◆ **Problem requirements**
Wherever the word "获得增益" occurs in the listing below, copy that whole line.

◆ **Information supplied**
= Beginning of Section =
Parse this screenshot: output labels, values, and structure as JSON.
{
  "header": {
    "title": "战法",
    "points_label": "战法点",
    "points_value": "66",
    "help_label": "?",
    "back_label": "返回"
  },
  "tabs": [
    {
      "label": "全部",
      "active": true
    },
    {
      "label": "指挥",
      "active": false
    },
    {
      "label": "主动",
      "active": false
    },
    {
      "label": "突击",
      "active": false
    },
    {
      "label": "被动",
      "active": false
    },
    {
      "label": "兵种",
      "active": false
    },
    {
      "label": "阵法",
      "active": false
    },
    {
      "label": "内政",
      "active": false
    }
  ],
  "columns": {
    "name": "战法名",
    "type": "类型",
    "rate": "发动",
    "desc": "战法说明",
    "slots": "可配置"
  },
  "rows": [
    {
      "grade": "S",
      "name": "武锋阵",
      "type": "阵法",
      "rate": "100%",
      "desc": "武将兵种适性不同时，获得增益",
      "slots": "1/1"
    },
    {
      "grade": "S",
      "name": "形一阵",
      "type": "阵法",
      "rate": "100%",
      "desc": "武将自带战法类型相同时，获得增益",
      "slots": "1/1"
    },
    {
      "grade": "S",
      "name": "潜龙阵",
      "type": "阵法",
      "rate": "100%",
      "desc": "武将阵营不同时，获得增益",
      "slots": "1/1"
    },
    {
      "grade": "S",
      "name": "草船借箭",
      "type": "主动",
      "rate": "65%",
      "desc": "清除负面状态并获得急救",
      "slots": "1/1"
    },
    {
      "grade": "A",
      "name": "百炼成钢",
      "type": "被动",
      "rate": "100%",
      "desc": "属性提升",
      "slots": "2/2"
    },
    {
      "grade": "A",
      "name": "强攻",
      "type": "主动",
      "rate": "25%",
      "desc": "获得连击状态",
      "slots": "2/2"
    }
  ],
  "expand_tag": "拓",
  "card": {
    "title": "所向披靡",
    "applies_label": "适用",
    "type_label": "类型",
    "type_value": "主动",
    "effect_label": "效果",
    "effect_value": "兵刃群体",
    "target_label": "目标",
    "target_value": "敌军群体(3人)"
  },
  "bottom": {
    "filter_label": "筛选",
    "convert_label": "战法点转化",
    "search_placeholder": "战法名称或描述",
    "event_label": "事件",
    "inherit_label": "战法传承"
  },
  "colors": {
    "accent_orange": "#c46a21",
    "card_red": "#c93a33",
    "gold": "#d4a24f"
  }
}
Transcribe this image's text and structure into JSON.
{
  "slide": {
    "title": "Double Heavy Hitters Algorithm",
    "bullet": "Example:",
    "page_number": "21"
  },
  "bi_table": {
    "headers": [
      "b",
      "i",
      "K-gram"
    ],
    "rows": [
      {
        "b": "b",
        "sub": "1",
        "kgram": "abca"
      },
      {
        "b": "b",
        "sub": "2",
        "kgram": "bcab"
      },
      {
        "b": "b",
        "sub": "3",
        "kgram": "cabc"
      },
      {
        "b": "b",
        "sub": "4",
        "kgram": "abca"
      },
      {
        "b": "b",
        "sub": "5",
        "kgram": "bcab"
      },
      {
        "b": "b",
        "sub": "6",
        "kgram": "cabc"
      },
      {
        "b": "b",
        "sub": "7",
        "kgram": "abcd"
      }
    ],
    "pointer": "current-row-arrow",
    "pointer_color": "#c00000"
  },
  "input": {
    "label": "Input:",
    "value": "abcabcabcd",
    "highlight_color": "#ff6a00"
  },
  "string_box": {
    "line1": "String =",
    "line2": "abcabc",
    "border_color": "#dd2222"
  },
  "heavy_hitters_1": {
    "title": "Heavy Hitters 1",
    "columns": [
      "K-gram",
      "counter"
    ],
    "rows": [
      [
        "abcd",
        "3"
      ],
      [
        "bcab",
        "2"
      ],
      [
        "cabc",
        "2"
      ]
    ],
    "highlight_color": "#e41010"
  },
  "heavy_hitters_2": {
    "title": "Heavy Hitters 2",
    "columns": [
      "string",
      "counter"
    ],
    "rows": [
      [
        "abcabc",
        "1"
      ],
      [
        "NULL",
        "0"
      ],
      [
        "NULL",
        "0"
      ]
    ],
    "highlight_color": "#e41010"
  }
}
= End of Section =
◆ **Task result**
      "desc": "武将兵种适性不同时，获得增益",
      "desc": "武将自带战法类型相同时，获得增益",
      "desc": "武将阵营不同时，获得增益",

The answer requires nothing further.